After the Civil War, the 13th, 14th, and 15th amendments brought
great hope for change in the South. For over 10 years gains were made.
Reconstruction officially abolished slavery in all areas of the United
States; gave citizenship to African American and federal and states laws
applied equality to blacks and whites; and gave blacks the right to vote.
However, as quickly as these gains had come, blacks were being surrounded
by many hostile whites, thus these gains were then vanished.
The 13th Amendment to the United States Constitution, passed by the
Senate on April 8, 1864, by the House on January 31, 1865, and ratified on
December 6, 1865, abolished slavery as a legal institution.
Neither slavery nor involuntary servitude, except as a punishment for crime
whereof the party shall have been duly convicted, shall exist within the
United States, or any place subject to their jurisdiction. US Constitution
Amendment 13. During Reconstruction, the 13th amendment after it was
ratified, took place with one of the most notable tasks of the
establishment of schools. Over 1,000 schools were built, teacher-training
institutions were created, and several black colleges were founded and some
were financed with the help of the Freedmen’s Bureau. Despite the bureau’s
successes, it was unable to cure all problems.
Most of the schools were
built in poor condition, and the schools were segregated. Their schools
didn’t receive proper school supplies and their books were out of date if
they had them at all. Leaving the black student with the knowledge that
wasn’t up to par as the other white students their age. The Freedmen’s
Bureau had inadequate funds, was unable to discontinue most poverty, and it
failed to prevent the emergence of black codes. The bureau was terminated
in 1872. Although in 1865, several southern states passed legislations

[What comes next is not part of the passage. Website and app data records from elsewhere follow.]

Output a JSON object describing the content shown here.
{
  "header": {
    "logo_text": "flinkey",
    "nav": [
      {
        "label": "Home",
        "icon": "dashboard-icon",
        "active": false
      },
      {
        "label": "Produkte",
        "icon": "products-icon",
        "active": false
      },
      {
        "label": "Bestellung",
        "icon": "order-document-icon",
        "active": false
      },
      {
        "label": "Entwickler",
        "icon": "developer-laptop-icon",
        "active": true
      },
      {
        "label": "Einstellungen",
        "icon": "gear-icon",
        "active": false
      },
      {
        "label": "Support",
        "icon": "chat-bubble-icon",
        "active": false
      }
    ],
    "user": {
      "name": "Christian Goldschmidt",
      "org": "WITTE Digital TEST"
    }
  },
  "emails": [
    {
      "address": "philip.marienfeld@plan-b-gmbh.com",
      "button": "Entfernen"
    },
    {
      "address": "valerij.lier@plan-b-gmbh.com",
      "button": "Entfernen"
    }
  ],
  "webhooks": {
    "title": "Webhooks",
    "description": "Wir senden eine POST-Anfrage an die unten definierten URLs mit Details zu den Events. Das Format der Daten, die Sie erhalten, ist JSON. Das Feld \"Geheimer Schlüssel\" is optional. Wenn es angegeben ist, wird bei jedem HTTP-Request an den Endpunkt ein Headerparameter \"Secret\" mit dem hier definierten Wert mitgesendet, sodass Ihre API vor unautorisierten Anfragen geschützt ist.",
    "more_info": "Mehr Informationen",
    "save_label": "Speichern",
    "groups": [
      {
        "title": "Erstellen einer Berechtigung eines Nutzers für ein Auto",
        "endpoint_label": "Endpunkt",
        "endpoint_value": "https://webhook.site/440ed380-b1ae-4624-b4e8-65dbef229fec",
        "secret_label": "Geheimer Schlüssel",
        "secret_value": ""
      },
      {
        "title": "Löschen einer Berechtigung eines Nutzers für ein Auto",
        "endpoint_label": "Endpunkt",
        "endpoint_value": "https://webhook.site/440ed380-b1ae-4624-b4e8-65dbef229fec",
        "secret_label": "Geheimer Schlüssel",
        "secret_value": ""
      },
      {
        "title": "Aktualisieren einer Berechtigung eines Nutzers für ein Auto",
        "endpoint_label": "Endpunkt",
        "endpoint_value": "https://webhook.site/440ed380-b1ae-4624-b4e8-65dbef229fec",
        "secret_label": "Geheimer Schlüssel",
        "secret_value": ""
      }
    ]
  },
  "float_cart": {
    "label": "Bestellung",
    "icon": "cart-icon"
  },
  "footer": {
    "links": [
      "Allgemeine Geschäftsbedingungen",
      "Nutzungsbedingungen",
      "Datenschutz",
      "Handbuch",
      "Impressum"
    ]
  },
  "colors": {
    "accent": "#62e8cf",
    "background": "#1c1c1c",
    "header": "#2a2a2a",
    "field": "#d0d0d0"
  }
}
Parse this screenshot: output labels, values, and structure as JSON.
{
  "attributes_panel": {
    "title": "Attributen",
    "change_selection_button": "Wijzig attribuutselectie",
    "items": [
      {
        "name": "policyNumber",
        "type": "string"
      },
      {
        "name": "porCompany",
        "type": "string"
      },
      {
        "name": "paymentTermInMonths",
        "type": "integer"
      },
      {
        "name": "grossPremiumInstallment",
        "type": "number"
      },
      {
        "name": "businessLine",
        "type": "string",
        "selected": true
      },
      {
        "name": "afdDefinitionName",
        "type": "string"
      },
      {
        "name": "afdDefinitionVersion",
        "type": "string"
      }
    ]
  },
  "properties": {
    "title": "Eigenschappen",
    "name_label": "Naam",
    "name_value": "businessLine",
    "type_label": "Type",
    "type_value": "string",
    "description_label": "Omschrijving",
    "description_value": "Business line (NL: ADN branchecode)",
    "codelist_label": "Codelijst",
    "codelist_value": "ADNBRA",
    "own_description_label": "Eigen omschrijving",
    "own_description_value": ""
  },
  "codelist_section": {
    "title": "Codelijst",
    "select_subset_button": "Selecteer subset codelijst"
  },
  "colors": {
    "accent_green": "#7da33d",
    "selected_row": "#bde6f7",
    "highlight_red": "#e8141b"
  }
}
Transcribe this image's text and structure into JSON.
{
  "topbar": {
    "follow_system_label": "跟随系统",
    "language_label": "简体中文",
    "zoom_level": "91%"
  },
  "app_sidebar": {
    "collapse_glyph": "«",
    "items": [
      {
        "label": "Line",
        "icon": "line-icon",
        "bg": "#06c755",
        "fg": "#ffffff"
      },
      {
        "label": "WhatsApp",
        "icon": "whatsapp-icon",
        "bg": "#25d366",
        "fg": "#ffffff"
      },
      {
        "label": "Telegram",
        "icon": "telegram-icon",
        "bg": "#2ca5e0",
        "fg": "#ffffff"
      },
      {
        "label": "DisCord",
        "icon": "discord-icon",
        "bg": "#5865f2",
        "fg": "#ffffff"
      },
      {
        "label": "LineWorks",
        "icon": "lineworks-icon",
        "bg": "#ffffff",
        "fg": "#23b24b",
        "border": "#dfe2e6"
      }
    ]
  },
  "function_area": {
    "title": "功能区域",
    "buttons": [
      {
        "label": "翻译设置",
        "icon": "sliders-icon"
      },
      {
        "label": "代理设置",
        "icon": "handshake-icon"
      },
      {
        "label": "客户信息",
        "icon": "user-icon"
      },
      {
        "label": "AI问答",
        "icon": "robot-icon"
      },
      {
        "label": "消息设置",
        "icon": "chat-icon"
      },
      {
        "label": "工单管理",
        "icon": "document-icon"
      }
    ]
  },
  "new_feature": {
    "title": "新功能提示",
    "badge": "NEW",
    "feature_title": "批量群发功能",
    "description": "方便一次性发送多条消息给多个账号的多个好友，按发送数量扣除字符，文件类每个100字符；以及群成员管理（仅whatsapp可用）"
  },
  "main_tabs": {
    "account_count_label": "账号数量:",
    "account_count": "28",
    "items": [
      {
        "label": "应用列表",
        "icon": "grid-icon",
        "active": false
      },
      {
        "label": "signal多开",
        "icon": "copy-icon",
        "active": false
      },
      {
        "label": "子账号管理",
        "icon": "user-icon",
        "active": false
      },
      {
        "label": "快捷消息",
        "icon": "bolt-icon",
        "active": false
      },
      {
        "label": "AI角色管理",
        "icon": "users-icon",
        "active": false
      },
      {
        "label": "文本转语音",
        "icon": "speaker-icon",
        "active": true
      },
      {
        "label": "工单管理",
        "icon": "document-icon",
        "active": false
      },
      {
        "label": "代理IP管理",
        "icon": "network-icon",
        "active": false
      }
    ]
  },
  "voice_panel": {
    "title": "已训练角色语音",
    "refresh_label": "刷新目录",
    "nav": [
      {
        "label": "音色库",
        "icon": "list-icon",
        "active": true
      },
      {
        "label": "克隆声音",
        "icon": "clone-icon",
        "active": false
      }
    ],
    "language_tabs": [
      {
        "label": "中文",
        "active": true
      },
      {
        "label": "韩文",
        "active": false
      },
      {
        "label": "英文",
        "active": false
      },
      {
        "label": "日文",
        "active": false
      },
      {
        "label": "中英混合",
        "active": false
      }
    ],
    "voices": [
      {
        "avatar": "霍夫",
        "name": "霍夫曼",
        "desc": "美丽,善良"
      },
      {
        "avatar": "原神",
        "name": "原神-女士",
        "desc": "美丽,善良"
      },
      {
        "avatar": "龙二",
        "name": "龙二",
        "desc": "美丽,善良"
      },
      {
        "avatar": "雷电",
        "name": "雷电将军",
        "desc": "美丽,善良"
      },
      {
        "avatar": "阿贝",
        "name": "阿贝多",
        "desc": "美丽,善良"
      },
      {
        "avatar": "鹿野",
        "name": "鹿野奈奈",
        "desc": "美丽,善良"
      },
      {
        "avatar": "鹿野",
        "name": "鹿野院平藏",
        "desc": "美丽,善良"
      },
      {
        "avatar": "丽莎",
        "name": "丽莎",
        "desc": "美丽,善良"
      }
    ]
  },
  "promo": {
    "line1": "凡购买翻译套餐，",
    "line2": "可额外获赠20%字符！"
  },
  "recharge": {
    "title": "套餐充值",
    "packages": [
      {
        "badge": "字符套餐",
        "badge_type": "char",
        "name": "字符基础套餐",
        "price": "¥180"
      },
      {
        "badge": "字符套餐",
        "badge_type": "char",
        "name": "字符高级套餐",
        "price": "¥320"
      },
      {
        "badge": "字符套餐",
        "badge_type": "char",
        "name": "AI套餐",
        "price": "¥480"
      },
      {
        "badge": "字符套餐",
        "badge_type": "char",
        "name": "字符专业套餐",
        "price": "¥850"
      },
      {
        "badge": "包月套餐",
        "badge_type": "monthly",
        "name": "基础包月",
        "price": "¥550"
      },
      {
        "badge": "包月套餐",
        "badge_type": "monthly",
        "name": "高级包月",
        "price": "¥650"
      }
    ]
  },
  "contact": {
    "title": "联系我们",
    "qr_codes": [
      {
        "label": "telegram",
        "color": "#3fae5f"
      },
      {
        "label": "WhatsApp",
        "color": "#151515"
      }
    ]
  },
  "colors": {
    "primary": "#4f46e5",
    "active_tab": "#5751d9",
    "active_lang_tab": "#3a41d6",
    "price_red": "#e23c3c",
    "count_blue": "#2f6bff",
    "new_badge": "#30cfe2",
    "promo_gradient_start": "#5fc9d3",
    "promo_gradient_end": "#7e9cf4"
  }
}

creating black codes.
Depending on the state, these code restricted blacks
from owning there own property, and restricted them of where they could
reside to live. The codes also establish a curfew for blacks, and forced
them to work as agricultural laborers or as domestics. Luckily, the black
codes were quickly eliminated when in 1866, a group of Northern
congressmen, helped with the passage of the Civil Rights Act of 1866. The
Act gave blacks the rights and privileges of full citizenship. Even though
slavery was abolished, the freed slaves still returned to their slave
master for work.
In June 1866, Congress passed the 14th Amendment to the Constitution,
and it was ratified in 1868.
The 14th amendment initially gave all slaves
United States citizenship.
Section 1. All persons born or naturalized in the United States, and
subject to the jurisdiction thereof, are citizens of the United States and
of the state wherein they reside. No state shall make or enforce any law
which shall abridge the privileges or immunities of citizens of the United
States; nor shall any state deprive any person of life, liberty, or
property, without due process of law; nor deny to any person within its
jurisdiction the equal protection of the laws. US Constitution Amendment
With the passage of the Amendment, Congress also provided that
Southern states could not be readmitted to the Union until it ratified the
All of the states except Tennessee refused to do so. But by
1868, the remaining 10 states also ratified the 14th Amendment. During
reconstruction blacks were also able to participate in the political
process. During the conventions held in 1867 and 1868, blacks helped write
new laws and repeal black codes. Some blacks were also elected into
political office. They held such positions as U.
S. Senators, U.S.
Representatives, and lieutenant governors. The 14th amendment was indeed
enforced to a legitimate extent, but they were out numbered. Many whites
started groups such as the Ku Klux Klan, and strived hard to bring African
Meanwhile the 15th amendment of 1870, gave African Americans the
right to vote. Section 1. The right of citizens of the United States to
vote shall not be denied or abridged by the United States or by any state
on account of race, color, or previous condition of servitude. US
Constitution Amendment 15. Despite this right, some Southern states added
grandfather clauses to their state Constitutions to counter this new right.
Typical clauses stated that the right to vote extended only to citizens or
their descendants, who had the right to vote prior to 1866 or 1867.
Although, their right to vote was never taken away, it was still almost
like their vote .